Paying for someone to provide care allows your  loved ones to supervise it. This has a direct and positive impact on…

•       The emotional and physical wellbeing of the caregiver. In turn it makes it far more likely that the primary caregiver can keep his or her spouse home longer. 

•       Children, who seeing that a caregiving parent is not collapsing from the stress can continue with their life. If a child is the primary caregiver having someone else provide the care becomes a second gift of life to her or him.

Having a product that pays for care therefore protects the emotional and physical wellbeing of those the client loves thereby mitigating the first set of consequences.

Financial impact mitigated

By providing a stream of income to pay for care, there is no need to reallocate income from the portfolio, pension, and or social security. This allows the client to keep financial obligations because cash flow is preserved. Since little or no money has to be allocated to pay for care it obviates the need to use capital, which means the retirement plan, executes for the purpose it was intended. 

Having a policy in place therefore mitigates the second set of consequences: It protects the financial integrity of the client therefore allowing him or her to keep financial commitments.

In the final analysis products that pay for care do not protect assets directly they guarantee income

Take a close look at how these products mitigate the two sets of consequences: They all provide a stream of income to pay for care. By doing so your primary source of income generated by the portfolio, social security, pension etc. never has to be used.

 It does protect assets (capital) but, as with disability income and medical insurance does so only derivatively: If income is guaranteed during working years assets need not be used.
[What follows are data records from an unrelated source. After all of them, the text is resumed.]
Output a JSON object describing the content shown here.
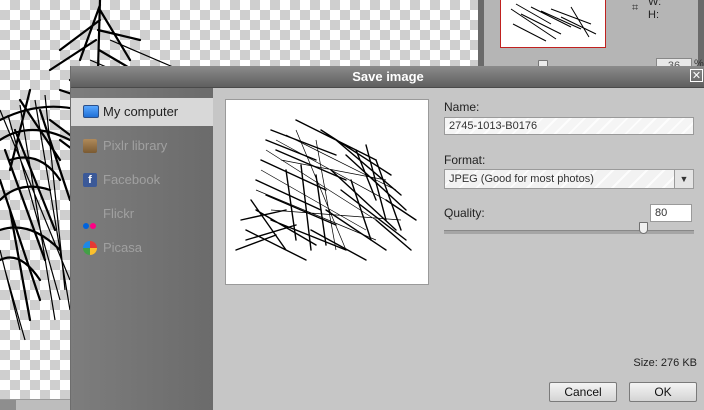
{
  "dialog": {
    "title": "Save image",
    "sidebar": [
      {
        "label": "My computer",
        "icon": "monitor-icon",
        "active": true
      },
      {
        "label": "Pixlr library",
        "icon": "library-box-icon",
        "active": false
      },
      {
        "label": "Facebook",
        "icon": "facebook-icon",
        "active": false
      },
      {
        "label": "Flickr",
        "icon": "flickr-icon",
        "active": false
      },
      {
        "label": "Picasa",
        "icon": "picasa-icon",
        "active": false
      }
    ],
    "name_label": "Name:",
    "name_value": "2745-1013-B0176",
    "format_label": "Format:",
    "format_value": "JPEG (Good for most photos)",
    "quality_label": "Quality:",
    "quality_value": "80",
    "size_text": "Size: 276 KB",
    "cancel_label": "Cancel",
    "ok_label": "OK"
  },
  "navigator": {
    "w_label": "W:",
    "h_label": "H:",
    "zoom_value": "36",
    "zoom_unit": "%"
  },
  "colors": {
    "facebook": "#3b5998",
    "flickr_pink": "#ff0084",
    "flickr_blue": "#0063dc",
    "selection_border": "#c0211f"
  }
}
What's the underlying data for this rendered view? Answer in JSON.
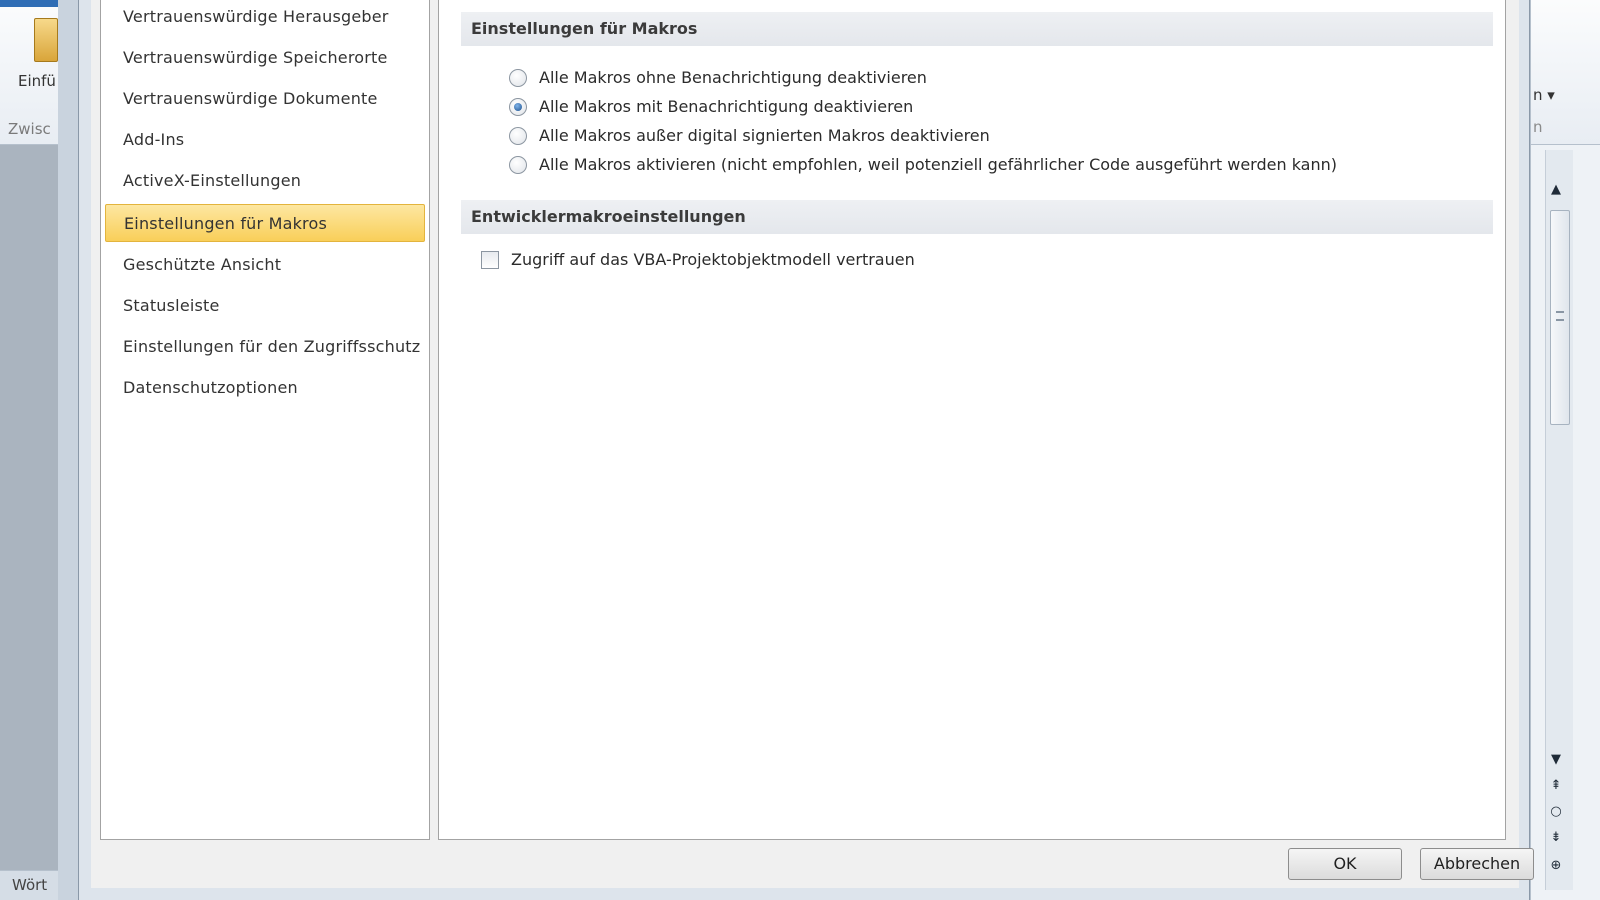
{
  "background_left": {
    "ribbon_button_label": "Einfü",
    "ribbon_group_label": "Zwisc",
    "status_text": "Wört"
  },
  "background_right": {
    "ribbon_fragment": "n ▾",
    "ribbon_fragment2": "n"
  },
  "dialog": {
    "nav_items": [
      {
        "label": "Vertrauenswürdige Herausgeber",
        "selected": false
      },
      {
        "label": "Vertrauenswürdige Speicherorte",
        "selected": false
      },
      {
        "label": "Vertrauenswürdige Dokumente",
        "selected": false
      },
      {
        "label": "Add-Ins",
        "selected": false
      },
      {
        "label": "ActiveX-Einstellungen",
        "selected": false
      },
      {
        "label": "Einstellungen für Makros",
        "selected": true
      },
      {
        "label": "Geschützte Ansicht",
        "selected": false
      },
      {
        "label": "Statusleiste",
        "selected": false
      },
      {
        "label": "Einstellungen für den Zugriffsschutz",
        "selected": false
      },
      {
        "label": "Datenschutzoptionen",
        "selected": false
      }
    ],
    "macro_section": {
      "heading": "Einstellungen für Makros",
      "options": [
        {
          "label": "Alle Makros ohne Benachrichtigung deaktivieren",
          "checked": false
        },
        {
          "label": "Alle Makros mit Benachrichtigung deaktivieren",
          "checked": true
        },
        {
          "label": "Alle Makros außer digital signierten Makros deaktivieren",
          "checked": false
        },
        {
          "label": "Alle Makros aktivieren (nicht empfohlen, weil potenziell gefährlicher Code ausgeführt werden kann)",
          "checked": false
        }
      ]
    },
    "developer_section": {
      "heading": "Entwicklermakroeinstellungen",
      "vba_checkbox_label": "Zugriff auf das VBA-Projektobjektmodell vertrauen",
      "vba_checked": false
    },
    "buttons": {
      "ok": "OK",
      "cancel": "Abbrechen"
    }
  }
}
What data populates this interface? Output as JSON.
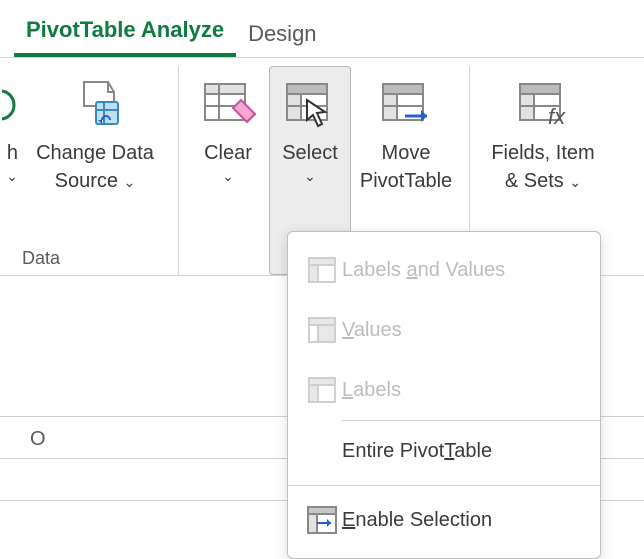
{
  "tabs": {
    "analyze": "PivotTable Analyze",
    "design": "Design"
  },
  "ribbon": {
    "refresh_partial": "h",
    "change_data": "Change Data",
    "source": "Source",
    "clear": "Clear",
    "select": "Select",
    "move": "Move",
    "pivottable": "PivotTable",
    "fields_items": "Fields, Item",
    "and_sets": "& Sets",
    "group_data": "Data"
  },
  "menu": {
    "labels_and_values": "Labels and Values",
    "values": "Values",
    "labels": "Labels",
    "entire_pivot": "Entire PivotTable",
    "enable_selection": "Enable Selection"
  },
  "sheet": {
    "col_o": "O"
  }
}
The same logic is applied to extended care funding products. If income is guaranteed, assets from the portfolio do not have to be used.